TASK TO COMPLETE => Each line below is to be repeated exactly; any picture is to be left out.

RECORD EXCERPTS =>
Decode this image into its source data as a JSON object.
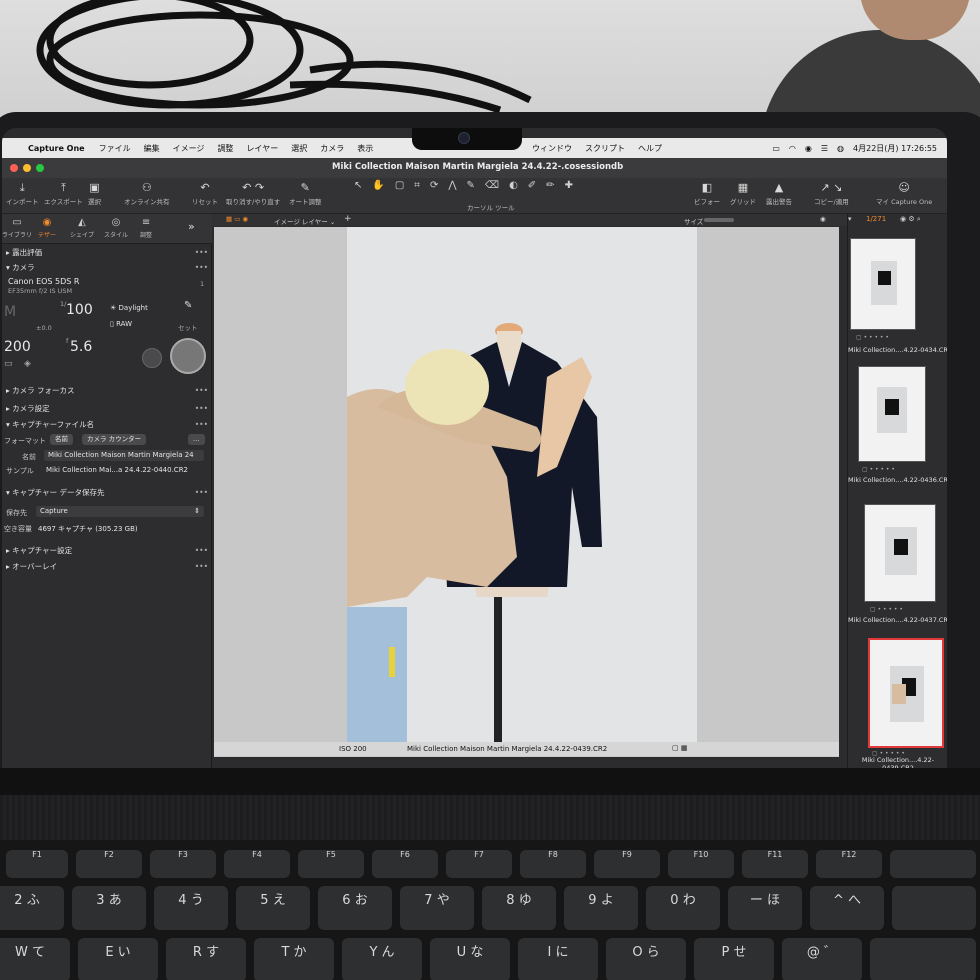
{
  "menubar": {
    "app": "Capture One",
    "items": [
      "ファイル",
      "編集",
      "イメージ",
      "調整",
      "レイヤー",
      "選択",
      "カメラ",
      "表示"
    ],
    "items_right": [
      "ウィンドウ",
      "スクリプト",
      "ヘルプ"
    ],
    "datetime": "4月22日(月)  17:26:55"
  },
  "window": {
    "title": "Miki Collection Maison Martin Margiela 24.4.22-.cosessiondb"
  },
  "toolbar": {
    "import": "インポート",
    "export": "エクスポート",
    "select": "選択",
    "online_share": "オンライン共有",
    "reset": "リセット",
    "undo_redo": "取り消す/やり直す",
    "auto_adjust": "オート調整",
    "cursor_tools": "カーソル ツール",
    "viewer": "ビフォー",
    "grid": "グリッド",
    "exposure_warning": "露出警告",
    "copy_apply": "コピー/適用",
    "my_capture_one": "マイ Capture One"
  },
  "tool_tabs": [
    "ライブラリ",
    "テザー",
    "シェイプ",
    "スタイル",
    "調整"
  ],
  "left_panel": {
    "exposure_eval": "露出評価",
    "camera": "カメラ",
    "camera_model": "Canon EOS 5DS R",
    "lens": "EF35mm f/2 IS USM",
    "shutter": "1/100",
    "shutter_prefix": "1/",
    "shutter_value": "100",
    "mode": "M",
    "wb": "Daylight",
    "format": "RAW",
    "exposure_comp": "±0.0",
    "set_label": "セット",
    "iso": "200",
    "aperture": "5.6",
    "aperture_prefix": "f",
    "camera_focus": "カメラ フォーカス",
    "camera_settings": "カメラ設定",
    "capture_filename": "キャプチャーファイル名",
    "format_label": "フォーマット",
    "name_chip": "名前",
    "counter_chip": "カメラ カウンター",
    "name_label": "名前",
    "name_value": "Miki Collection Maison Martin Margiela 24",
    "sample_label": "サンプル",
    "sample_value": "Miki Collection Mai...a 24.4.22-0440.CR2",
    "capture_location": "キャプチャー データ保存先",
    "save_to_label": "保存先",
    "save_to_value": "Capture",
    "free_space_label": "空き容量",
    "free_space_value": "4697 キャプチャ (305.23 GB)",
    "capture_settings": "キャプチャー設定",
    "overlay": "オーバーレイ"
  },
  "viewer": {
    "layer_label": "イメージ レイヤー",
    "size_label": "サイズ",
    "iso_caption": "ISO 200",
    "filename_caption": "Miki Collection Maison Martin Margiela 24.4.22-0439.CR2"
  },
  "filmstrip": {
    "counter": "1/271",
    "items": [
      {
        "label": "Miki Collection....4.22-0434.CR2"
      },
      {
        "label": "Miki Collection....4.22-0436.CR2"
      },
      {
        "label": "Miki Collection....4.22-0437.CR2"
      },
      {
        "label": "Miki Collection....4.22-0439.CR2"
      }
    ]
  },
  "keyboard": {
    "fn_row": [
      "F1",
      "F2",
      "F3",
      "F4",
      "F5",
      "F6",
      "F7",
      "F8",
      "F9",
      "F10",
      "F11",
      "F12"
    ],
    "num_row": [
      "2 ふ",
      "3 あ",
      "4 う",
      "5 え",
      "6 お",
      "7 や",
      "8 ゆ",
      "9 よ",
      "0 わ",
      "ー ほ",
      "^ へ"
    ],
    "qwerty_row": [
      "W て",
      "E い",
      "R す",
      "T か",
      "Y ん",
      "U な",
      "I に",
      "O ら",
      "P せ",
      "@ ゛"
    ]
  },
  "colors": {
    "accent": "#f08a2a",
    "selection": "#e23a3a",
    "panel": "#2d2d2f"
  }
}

ANSWER TO THIS PROBLEM =>
Decode this image into its source data as a JSON object.
{
  "menubar": {
    "app": "Capture One",
    "items": [
      "ファイル",
      "編集",
      "イメージ",
      "調整",
      "レイヤー",
      "選択",
      "カメラ",
      "表示"
    ],
    "items_right": [
      "ウィンドウ",
      "スクリプト",
      "ヘルプ"
    ],
    "datetime": "4月22日(月)  17:26:55"
  },
  "window": {
    "title": "Miki Collection Maison Martin Margiela 24.4.22-.cosessiondb"
  },
  "toolbar": {
    "import": "インポート",
    "export": "エクスポート",
    "select": "選択",
    "online_share": "オンライン共有",
    "reset": "リセット",
    "undo_redo": "取り消す/やり直す",
    "auto_adjust": "オート調整",
    "cursor_tools": "カーソル ツール",
    "viewer": "ビフォー",
    "grid": "グリッド",
    "exposure_warning": "露出警告",
    "copy_apply": "コピー/適用",
    "my_capture_one": "マイ Capture One"
  },
  "tool_tabs": [
    "ライブラリ",
    "テザー",
    "シェイプ",
    "スタイル",
    "調整"
  ],
  "left_panel": {
    "exposure_eval": "露出評価",
    "camera": "カメラ",
    "camera_model": "Canon EOS 5DS R",
    "lens": "EF35mm f/2 IS USM",
    "shutter": "1/100",
    "shutter_prefix": "1/",
    "shutter_value": "100",
    "mode": "M",
    "wb": "Daylight",
    "format": "RAW",
    "exposure_comp": "±0.0",
    "set_label": "セット",
    "iso": "200",
    "aperture": "5.6",
    "aperture_prefix": "f",
    "camera_focus": "カメラ フォーカス",
    "camera_settings": "カメラ設定",
    "capture_filename": "キャプチャーファイル名",
    "format_label": "フォーマット",
    "name_chip": "名前",
    "counter_chip": "カメラ カウンター",
    "name_label": "名前",
    "name_value": "Miki Collection Maison Martin Margiela 24",
    "sample_label": "サンプル",
    "sample_value": "Miki Collection Mai...a 24.4.22-0440.CR2",
    "capture_location": "キャプチャー データ保存先",
    "save_to_label": "保存先",
    "save_to_value": "Capture",
    "free_space_label": "空き容量",
    "free_space_value": "4697 キャプチャ (305.23 GB)",
    "capture_settings": "キャプチャー設定",
    "overlay": "オーバーレイ"
  },
  "viewer": {
    "layer_label": "イメージ レイヤー",
    "size_label": "サイズ",
    "iso_caption": "ISO 200",
    "filename_caption": "Miki Collection Maison Martin Margiela 24.4.22-0439.CR2"
  },
  "filmstrip": {
    "counter": "1/271",
    "items": [
      {
        "label": "Miki Collection....4.22-0434.CR2"
      },
      {
        "label": "Miki Collection....4.22-0436.CR2"
      },
      {
        "label": "Miki Collection....4.22-0437.CR2"
      },
      {
        "label": "Miki Collection....4.22-0439.CR2"
      }
    ]
  },
  "keyboard": {
    "fn_row": [
      "F1",
      "F2",
      "F3",
      "F4",
      "F5",
      "F6",
      "F7",
      "F8",
      "F9",
      "F10",
      "F11",
      "F12"
    ],
    "num_row": [
      "2 ふ",
      "3 あ",
      "4 う",
      "5 え",
      "6 お",
      "7 や",
      "8 ゆ",
      "9 よ",
      "0 わ",
      "ー ほ",
      "^ へ"
    ],
    "qwerty_row": [
      "W て",
      "E い",
      "R す",
      "T か",
      "Y ん",
      "U な",
      "I に",
      "O ら",
      "P せ",
      "@ ゛"
    ]
  },
  "colors": {
    "accent": "#f08a2a",
    "selection": "#e23a3a",
    "panel": "#2d2d2f"
  }
}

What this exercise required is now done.